I don’t KNOW how I find the time, but I do. In fairness, I rehearse when the girls are in bed. The Sundays are hard but it’s only for such as short time.  The LMS gets me through the winter. It’s a family.  It keeps me out of trouble.

Yes it’s a lot of work. Yes, it’s busy.  Yes it’s a lot on top of being a Mammy AND working 9 to 5… But it’s worth it.  Every member has a busy life.  We all have day jobs.  We all have families.  We all have commitments.  We all get stressed and tired coming up to the show, but then?  Get-in day arrives and the curtain gets ready  to rise, and we remember WHY we do it.

dolly1

Next Sunday, the side door to the stage is rolled up, sunlight flooding the stage.  Lighting rigs are hoisted at head height while the crew work on them.  The production team are creating the world for the characters to inhabit. This year it’s an office in America in the late 70s.
I’ll arrive in the middle of it at around 3pm and walk onto the stage. I’ll close my eyes.  The familiar voices of Hubby and the usual suspects calling instructions to each other, co-operating and working together will make me smile.  The sounds of the cordless drill…the smell of fresh wood and sawdust…the muffled conversation of the sound guys from the auditorium… it will be beautiful.

I’ll open my eyes and look at the chaotic scene in front of me, wondering (not for the first time in my theatre life), at how within just a few hours, this chaotic canvas will be transformed into a completely believable world into which our amazing cast will step.

 

image

And then I’ll do what I do and get together with my colleagues to get our heads around the problems and challenges that only a production team can face, and by the time our cast arrive, we’ll be ready.

So how do I have the time?  How can I be bothered?  Is it worth it?

Yes.  Because this is ME.  Yes, I have children.
My girls are the most important thing in my world.
They are my show.
They are my production.
They are the choreographed chaos of which I’m most proud, and I’ll direct them through life with the same dedication and love that I put into the shows.

But they are also only a part of me.
Yes, I am their mummy, but I’m still me.
I’m still the drama queen that lives for the stage.
I still love the theatre.

I still love how pretending to be someone else can bring me to emotions that I’ve never experienced.  I love to entertain.  I love to make people laugh.

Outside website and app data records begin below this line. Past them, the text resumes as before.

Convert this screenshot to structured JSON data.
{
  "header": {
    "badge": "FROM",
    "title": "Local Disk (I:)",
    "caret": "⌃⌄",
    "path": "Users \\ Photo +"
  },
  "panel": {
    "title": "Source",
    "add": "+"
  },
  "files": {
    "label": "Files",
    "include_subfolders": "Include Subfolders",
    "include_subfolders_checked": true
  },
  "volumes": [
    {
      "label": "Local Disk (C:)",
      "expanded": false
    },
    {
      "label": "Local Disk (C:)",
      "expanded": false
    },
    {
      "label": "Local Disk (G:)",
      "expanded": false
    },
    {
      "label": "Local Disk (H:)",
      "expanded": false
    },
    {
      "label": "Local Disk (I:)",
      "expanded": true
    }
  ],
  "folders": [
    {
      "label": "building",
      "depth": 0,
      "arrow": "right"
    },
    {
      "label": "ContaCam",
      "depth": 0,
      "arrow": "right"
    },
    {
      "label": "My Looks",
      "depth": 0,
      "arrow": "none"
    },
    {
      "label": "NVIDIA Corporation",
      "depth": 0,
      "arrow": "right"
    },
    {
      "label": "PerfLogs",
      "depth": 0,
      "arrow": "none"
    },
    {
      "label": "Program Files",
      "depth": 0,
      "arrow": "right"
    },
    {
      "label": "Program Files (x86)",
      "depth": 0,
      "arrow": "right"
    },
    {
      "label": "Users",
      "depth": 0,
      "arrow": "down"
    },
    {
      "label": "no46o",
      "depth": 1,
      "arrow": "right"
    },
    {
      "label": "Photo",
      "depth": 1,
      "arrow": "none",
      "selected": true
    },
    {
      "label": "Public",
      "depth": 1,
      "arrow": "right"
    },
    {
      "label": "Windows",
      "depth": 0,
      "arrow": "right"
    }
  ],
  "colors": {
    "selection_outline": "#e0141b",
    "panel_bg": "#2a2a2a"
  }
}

I love that I can make people cry…
I still get goosebumps when I hear someone hitting that note.
I still get so carried away watching my closest friends on stage, that I cry because I absolutely believe the pain they are conveying.

And so, standing there next Sunday,  I won’t feel guilty.

Yes, it’ll be a week of rushing and balancing, but my girls are quite safe and well looked after (the dog is so responsible!), and they know that show week is important to Mammy and to Daddy.

Roz

I’m playing Roz!

My girls will grow up in rehearsals for shows.
They’ll see the stress and work and time and effort that goes into this “hobby”.
They’ll learn confidence, respect, organisation skills.
They’ll experience the fruits of the long months of hard work, and they’ll learn that if you want something to happen, you must work to make it happen.
They might even perform on stage with me at some point.

Maybe they’ll work backstage with their Daddy.
Maybe they’ll hate it all.  That’s OK too.

But if I can’t continue up to be who I’ve always been, just because I’ve been blessed with two little darlings, I’m not doing anyone any favours am I?

I am after all, Still Stage Mum.

9to5poster

9 to 5 opens on Tuesday 27th and runs until Saturday 3rd March. 

Tickets for Friday and Saturday are almost sold out, so if you fancy being swept away by a super cast, a hilarious script and beautiful music, get your tickets soon.

Buy tickets here